▶ [Material to process]
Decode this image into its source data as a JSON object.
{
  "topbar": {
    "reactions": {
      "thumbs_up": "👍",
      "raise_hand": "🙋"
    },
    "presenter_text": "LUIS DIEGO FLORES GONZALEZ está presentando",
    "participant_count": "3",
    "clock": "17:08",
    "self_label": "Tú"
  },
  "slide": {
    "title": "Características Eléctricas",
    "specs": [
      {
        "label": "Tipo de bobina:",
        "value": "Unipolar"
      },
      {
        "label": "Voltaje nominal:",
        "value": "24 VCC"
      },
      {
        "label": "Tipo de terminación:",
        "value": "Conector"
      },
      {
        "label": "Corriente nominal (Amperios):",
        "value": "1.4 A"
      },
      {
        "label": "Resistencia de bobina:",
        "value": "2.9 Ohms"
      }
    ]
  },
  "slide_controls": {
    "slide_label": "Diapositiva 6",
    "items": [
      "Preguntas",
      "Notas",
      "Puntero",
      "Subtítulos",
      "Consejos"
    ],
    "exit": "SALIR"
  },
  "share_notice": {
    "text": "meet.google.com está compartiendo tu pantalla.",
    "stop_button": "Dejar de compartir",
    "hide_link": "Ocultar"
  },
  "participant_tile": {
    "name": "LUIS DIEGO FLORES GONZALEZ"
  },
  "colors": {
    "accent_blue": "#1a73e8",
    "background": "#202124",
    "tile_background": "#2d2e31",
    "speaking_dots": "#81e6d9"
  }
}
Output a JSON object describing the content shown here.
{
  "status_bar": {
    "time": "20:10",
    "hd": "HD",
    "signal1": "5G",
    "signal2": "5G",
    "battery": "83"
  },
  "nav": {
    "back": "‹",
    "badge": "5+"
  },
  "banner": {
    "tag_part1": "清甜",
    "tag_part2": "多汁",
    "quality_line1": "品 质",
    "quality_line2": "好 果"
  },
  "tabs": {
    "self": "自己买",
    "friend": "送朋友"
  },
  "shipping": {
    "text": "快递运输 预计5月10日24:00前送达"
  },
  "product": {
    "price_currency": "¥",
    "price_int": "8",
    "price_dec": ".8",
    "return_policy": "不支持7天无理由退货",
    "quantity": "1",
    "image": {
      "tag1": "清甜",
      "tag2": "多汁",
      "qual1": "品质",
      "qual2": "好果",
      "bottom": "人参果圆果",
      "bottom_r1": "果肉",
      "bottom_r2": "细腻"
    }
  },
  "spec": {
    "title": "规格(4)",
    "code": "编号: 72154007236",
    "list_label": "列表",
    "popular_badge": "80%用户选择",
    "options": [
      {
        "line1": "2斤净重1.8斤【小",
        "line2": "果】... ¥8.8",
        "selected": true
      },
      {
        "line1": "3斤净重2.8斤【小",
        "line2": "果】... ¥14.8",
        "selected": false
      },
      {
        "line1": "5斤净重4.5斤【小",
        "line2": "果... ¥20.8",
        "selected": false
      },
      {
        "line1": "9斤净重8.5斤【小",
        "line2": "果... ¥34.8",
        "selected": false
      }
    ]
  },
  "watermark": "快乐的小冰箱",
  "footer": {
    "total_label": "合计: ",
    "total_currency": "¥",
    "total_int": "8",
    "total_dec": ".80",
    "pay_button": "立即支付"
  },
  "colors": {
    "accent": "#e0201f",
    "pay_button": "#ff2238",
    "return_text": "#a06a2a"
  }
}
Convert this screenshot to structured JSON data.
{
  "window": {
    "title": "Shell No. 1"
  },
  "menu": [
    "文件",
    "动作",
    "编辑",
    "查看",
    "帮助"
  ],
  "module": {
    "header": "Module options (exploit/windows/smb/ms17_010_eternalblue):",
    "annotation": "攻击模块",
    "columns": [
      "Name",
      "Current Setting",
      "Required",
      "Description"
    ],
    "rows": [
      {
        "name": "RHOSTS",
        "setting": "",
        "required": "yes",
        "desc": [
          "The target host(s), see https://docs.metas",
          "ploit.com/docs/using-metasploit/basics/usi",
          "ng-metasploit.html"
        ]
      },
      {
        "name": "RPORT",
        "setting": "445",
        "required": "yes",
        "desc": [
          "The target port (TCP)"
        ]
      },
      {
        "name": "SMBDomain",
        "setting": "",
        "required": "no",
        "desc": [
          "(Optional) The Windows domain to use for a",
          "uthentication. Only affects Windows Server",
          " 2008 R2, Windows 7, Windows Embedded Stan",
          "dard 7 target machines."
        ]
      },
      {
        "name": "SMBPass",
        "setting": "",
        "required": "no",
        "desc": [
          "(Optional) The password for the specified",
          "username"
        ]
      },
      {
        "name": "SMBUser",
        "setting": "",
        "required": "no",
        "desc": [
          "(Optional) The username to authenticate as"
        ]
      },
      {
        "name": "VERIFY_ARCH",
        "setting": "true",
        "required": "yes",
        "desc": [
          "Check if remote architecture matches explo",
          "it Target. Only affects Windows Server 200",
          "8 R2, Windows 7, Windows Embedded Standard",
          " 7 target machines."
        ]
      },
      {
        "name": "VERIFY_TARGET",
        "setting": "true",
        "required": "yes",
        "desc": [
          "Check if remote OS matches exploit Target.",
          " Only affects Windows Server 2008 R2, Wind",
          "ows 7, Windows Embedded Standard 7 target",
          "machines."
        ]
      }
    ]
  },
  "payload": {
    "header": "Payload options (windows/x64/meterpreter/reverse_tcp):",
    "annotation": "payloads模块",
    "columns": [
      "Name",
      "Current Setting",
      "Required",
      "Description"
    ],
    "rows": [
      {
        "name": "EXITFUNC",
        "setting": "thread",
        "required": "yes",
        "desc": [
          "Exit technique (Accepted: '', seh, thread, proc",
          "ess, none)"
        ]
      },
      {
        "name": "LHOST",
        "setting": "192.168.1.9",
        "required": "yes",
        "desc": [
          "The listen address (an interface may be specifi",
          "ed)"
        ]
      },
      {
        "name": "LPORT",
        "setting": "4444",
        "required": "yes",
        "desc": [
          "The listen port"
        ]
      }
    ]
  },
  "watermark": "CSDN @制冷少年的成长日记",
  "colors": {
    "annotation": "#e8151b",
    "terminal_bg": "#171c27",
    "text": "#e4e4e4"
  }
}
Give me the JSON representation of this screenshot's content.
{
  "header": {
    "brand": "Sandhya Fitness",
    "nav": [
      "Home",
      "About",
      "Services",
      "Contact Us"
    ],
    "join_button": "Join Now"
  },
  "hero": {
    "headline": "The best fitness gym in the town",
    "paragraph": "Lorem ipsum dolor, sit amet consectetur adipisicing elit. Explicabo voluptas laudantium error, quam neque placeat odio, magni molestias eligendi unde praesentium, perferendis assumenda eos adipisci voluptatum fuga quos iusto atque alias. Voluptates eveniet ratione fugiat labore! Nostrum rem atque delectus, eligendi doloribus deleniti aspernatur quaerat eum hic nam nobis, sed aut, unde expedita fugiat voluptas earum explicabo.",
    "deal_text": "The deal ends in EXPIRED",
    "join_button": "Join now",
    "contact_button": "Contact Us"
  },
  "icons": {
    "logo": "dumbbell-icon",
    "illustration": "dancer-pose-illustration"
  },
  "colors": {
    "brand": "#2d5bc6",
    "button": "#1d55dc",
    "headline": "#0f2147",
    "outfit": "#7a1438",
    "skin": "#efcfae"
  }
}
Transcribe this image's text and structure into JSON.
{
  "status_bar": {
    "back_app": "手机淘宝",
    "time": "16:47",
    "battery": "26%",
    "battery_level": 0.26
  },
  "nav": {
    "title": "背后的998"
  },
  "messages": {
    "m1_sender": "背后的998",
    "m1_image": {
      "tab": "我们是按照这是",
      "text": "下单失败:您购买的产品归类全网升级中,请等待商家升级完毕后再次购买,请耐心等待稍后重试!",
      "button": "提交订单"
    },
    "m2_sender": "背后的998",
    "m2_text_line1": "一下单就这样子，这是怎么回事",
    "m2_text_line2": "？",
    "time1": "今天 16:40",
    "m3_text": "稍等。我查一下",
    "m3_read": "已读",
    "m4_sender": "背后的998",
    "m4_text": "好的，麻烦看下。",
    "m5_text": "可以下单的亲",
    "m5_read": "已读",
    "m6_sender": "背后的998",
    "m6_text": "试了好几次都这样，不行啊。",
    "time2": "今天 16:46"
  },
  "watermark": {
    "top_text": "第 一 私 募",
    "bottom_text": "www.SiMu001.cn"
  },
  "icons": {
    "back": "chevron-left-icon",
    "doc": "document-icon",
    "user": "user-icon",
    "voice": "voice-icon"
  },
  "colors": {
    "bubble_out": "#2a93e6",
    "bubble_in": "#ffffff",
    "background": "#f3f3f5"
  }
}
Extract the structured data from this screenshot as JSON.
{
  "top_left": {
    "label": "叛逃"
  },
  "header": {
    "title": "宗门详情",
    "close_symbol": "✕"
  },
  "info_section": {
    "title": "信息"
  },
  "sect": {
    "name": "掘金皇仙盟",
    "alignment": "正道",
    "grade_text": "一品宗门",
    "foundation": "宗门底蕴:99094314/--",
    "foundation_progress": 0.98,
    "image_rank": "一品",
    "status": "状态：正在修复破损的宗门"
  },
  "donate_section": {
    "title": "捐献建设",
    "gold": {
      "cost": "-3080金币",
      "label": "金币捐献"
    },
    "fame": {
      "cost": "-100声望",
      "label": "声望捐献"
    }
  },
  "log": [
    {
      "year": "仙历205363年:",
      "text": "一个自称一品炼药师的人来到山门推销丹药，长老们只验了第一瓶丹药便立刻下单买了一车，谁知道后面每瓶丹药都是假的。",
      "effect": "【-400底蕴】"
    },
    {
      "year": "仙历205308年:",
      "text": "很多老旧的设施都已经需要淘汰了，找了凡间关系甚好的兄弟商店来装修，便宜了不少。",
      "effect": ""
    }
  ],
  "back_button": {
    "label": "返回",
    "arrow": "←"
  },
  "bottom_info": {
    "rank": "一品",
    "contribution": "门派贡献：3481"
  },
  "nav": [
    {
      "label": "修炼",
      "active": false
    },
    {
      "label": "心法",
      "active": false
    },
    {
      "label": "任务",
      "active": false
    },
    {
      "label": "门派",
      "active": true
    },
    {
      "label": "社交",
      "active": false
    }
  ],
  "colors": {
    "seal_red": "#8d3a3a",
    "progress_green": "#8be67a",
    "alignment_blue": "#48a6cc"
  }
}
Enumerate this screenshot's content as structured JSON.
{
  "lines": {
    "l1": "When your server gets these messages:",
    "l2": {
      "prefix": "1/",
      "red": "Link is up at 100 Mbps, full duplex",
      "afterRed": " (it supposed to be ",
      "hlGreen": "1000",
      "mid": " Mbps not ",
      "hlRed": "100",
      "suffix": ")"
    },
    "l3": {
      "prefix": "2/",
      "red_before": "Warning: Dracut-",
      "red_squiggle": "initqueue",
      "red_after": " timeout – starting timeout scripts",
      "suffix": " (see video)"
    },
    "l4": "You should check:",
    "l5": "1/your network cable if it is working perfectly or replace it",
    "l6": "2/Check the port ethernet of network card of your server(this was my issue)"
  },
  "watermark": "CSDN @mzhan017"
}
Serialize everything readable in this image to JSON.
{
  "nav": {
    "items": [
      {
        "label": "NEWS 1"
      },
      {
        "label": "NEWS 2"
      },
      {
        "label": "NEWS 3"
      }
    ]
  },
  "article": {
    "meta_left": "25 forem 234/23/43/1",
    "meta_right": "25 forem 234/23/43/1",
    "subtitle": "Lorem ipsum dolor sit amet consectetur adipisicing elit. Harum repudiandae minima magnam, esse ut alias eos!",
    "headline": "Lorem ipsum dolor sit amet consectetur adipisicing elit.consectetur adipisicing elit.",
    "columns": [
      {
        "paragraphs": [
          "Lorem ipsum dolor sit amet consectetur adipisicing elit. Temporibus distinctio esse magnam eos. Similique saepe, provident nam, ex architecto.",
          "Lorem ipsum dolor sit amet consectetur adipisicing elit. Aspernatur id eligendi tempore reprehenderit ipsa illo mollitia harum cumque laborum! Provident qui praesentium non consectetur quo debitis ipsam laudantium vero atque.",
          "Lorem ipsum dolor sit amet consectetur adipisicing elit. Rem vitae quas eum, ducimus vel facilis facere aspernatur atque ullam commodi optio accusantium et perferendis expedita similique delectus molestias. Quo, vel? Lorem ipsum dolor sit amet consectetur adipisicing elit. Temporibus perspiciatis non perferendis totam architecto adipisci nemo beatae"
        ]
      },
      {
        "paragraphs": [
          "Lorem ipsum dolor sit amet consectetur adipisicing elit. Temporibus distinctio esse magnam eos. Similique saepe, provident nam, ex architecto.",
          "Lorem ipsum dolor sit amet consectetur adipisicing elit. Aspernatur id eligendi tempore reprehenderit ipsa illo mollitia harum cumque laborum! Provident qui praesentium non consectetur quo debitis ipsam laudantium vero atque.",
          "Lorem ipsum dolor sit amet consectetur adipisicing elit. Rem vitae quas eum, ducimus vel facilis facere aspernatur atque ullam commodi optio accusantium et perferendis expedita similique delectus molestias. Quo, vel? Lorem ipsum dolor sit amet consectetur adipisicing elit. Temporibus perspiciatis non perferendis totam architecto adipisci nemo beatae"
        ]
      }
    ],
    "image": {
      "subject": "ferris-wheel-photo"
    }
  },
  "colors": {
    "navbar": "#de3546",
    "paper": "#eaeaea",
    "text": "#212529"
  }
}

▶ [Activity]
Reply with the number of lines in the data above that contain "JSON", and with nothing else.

▶ [Answer]
8